Hackers modified an enterprise communication company’s installation software in an attack that could steal credentials and other information from companies around the world, according to an analysis published Wednesday.
Researchers with cybersecurity firm SentinelOne’s SentinelLabs team traced illicit activity flagged by its detection systems back to the installation software from a company called 3CX, which according to its website provides video conferencing and online communication products to companies such as Toyota, McDonalds, Pepsi and Chevron. In total, the company says it serves some 12 million customers globally.
This sort of large-scale attack that takes advantage of a company’s supply chain — similar to how attackers leveraged a flaw within a SolarWinds product update to install backdoors inside its customers’ networks — can be difficult to defend against and could lead to devastating consequences for victims. It’s also the kind of operation that is typically associated with a nation-state hacking group.
“This is an op that has been going on for a while,” said Juan Andrés Guerrero-Saade, senior director of SentinelLabs, noting that a GitHub repository associated with the campaign dates back to early December. Other infrastructure associated with the campaign date back as far as February 2022. He added that early indications suggest “at least attempted victims upwards of 1,000 organizations, which means that it’s got to be a much larger number beyond our visibility.”
The campaign could be seen as an “enabler operation,” Guerrero-Saade added, noting that the attackers are infecting many enterprises, stealing credentials and other information, “and then figure out what you want to do with the next stage of the operation.”
Attacks on software such as this are attractive because “in addition to monitoring an organization’s communications, actors can modify call routing or broker connections into voice services from the outside,” the SentinelLabs team said in an analysis published late Wednesday.
SentinelLabs, the research arm at SentinelOne, has not attributed the attack it is calling “SmoothOperator” to any particular hacking group. But researchers at the cybersecurity firm Crowdstrike said in a blog post Wednesday that the attacks are likely the work of a group it calls “Labyrinth Chollima,” its name for one of the most prolific North Korean hacking units.
That group is known in the cybersecurity industry more widely as part of the “Lazarus Group,” which the U.S. government has linked to North Korean-directed malicious cyberactivity.
SentinelLabs has seen some “TTP” overlaps with North Korean-aligned hacking efforts, but so far the evidence is not conclusive, Guerrero-Saade said.
CrowdStrike also posted an alert to Reddit saying it had “observed unexpected malicious activity emanating from a legitimate, signed binary, 3CXDesktopApp,” that included “beaconing to actor-controlled infrastructure, deployment of second-stage payloads, and, in a small number of cases, hands-on-keyboard activity.” The app is available for Windows, macOS, Linux and mobile platforms, CrowdStrike said in a subsequent blog post, but so far their detections had only observed the malicious activity on Windows and macOS.
3CX has global headquarters in Florida but offices around the world. 3CX CEO Nick Galea said in a statement posted to the company’s support form Thursday morning that the company learned of the issue with its 3CX DesktopApp late Wednesday and that the company would release an update “in the coming hours.”
He added that “my team and myself apologize profusely for this issue.”
A blog posted by company CISO Pierre Jourdan Thursday listed the app versions affected in the campaign and noted that “the majority” of the domains used as part of the campaign have been taking down, “effectively rendering it harmless.” Jourdan added that “this appears to have been a targeted attack from an Advanced Persistent Threat, perhaps even state sponsored, that ran a complex supply chain attack and picked who would be downloading the next stages of their malware.
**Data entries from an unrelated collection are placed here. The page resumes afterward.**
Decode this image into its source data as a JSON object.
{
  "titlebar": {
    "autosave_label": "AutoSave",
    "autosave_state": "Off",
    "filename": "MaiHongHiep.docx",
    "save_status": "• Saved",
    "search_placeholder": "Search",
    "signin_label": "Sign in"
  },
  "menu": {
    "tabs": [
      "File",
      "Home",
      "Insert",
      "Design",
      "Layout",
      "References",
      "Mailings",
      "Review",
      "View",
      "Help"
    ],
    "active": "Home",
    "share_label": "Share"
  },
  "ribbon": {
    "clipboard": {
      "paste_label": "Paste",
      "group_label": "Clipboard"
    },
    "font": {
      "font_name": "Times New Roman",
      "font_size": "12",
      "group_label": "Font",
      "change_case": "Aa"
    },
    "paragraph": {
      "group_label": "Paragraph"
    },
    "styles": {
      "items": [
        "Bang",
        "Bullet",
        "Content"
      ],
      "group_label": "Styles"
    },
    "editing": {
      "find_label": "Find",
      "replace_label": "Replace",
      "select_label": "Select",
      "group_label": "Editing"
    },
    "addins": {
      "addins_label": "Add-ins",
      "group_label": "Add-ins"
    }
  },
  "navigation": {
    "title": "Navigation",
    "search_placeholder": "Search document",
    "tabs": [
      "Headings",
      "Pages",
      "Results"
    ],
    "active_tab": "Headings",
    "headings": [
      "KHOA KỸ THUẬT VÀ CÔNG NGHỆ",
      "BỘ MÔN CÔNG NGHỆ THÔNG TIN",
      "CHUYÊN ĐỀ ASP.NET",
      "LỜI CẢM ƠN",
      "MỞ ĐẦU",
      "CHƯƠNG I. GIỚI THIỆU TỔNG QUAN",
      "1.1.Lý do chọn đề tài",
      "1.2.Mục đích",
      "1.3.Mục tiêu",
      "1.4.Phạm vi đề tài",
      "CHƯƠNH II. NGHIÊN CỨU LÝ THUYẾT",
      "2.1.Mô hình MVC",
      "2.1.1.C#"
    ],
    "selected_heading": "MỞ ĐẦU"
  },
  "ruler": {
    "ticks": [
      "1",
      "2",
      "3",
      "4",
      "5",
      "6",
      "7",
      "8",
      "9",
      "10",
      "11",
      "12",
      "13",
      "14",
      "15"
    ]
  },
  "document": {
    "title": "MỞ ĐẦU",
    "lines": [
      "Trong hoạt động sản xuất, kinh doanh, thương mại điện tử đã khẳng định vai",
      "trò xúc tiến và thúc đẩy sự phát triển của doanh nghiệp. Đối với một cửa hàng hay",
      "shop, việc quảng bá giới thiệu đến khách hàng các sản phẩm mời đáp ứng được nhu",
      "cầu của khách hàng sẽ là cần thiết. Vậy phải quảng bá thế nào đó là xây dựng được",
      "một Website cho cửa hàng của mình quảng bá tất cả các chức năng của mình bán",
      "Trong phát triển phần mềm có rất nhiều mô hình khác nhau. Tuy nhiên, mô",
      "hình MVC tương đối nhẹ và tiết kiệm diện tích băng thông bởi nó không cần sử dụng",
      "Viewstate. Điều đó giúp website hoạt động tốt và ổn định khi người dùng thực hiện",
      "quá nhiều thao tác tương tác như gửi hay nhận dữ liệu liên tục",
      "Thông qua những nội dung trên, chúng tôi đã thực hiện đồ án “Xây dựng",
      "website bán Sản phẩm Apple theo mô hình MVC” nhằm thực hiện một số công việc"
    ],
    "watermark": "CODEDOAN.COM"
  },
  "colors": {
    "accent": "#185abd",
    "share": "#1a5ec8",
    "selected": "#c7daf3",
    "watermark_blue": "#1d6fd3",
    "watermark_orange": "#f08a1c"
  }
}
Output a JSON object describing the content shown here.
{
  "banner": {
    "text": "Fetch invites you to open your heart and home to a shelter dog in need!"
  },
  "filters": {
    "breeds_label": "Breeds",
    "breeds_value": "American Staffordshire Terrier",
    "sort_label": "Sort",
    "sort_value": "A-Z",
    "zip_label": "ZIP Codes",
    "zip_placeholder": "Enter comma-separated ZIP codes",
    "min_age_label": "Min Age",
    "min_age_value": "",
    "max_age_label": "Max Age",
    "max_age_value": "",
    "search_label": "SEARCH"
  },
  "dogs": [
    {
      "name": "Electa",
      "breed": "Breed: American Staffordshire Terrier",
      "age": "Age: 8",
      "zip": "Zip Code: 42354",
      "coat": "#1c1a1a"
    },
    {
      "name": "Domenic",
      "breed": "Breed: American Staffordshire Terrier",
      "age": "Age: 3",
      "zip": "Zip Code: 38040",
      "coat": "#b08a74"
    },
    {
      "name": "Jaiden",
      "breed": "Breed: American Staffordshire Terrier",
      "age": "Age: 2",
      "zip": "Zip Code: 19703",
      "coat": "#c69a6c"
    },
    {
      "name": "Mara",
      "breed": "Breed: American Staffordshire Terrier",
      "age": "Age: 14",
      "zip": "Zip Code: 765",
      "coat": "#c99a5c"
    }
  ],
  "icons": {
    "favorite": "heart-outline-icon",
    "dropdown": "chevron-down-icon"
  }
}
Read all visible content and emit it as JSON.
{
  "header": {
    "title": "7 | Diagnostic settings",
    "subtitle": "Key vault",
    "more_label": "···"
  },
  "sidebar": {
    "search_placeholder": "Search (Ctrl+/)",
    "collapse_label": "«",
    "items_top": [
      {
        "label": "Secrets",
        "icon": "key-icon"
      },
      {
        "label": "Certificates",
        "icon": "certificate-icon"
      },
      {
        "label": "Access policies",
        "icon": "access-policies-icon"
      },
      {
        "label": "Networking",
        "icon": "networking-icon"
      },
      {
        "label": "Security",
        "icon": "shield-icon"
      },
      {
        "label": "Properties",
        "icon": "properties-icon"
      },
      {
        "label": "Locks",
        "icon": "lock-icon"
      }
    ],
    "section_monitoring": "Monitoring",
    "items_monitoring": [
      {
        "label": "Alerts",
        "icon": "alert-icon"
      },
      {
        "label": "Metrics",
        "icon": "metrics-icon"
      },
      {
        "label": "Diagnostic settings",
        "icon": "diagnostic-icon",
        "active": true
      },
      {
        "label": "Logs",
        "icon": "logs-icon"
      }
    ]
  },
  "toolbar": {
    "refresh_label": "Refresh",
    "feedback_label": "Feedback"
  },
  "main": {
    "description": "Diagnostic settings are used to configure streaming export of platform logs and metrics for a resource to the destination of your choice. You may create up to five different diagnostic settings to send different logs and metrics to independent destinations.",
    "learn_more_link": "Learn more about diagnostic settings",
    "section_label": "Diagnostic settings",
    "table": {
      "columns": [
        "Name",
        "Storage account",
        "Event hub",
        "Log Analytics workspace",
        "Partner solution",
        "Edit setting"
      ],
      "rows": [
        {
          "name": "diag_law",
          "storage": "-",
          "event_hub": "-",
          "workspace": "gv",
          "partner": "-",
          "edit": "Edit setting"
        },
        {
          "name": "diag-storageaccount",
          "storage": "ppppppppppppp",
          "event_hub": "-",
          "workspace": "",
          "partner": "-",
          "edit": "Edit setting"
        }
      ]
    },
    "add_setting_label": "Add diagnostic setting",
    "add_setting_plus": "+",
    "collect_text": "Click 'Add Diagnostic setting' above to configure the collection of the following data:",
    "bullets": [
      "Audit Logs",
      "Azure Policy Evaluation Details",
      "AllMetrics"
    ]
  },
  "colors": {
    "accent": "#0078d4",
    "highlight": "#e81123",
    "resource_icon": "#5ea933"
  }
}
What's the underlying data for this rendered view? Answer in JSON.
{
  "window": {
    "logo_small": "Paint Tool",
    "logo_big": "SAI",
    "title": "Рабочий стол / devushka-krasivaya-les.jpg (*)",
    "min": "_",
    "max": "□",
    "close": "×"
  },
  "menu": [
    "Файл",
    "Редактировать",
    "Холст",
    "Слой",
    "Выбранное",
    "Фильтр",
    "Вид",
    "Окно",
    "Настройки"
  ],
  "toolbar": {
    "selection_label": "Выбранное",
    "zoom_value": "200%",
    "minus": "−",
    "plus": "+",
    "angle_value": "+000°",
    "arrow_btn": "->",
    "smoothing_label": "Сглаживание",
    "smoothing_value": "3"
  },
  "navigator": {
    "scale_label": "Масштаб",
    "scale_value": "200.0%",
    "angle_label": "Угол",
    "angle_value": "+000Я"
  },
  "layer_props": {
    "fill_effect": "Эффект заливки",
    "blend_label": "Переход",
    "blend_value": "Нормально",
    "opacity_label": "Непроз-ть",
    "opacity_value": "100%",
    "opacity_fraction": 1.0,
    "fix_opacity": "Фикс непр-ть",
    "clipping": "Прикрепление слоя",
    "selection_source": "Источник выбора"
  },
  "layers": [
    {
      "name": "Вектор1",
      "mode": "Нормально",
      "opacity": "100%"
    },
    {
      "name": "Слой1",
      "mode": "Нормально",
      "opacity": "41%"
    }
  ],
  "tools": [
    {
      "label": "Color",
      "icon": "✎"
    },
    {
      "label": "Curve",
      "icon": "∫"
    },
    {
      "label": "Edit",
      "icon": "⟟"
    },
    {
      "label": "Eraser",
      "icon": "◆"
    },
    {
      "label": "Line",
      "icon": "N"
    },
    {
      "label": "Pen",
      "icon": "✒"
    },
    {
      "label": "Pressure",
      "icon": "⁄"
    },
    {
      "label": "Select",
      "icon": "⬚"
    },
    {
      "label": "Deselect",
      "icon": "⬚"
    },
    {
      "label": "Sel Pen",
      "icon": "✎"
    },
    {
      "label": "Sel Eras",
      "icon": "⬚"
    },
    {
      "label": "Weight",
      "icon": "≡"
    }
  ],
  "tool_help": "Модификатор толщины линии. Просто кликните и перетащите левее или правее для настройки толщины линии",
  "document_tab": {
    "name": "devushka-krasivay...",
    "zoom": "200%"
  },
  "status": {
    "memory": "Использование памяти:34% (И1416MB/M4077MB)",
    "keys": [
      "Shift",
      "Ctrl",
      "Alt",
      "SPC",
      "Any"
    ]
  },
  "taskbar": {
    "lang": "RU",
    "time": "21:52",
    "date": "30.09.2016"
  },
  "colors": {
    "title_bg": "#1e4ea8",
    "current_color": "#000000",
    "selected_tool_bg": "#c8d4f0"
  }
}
The vast majority of systems, although they had the files dormant, were in fact never infected.”
On Wednesday a user listed as a “Bronze Partner” in the company’s support forum posted an apparent response from a company contact saying that the company was aware of the issue, and another from “3CX Support” saying that the “issue reported is due to some virus scanners picking up the desktop app as a virus for some reason.”
Christian Vasquez contributed reporting.
Updated March 30, 2023: This story was updated to include commentary and details from the 3CX CEO and CISO.
Updated March 29, 2023: This story was updated to reflect the most accurate details in an ongoing investigation into the suspected supply chain cyberattack.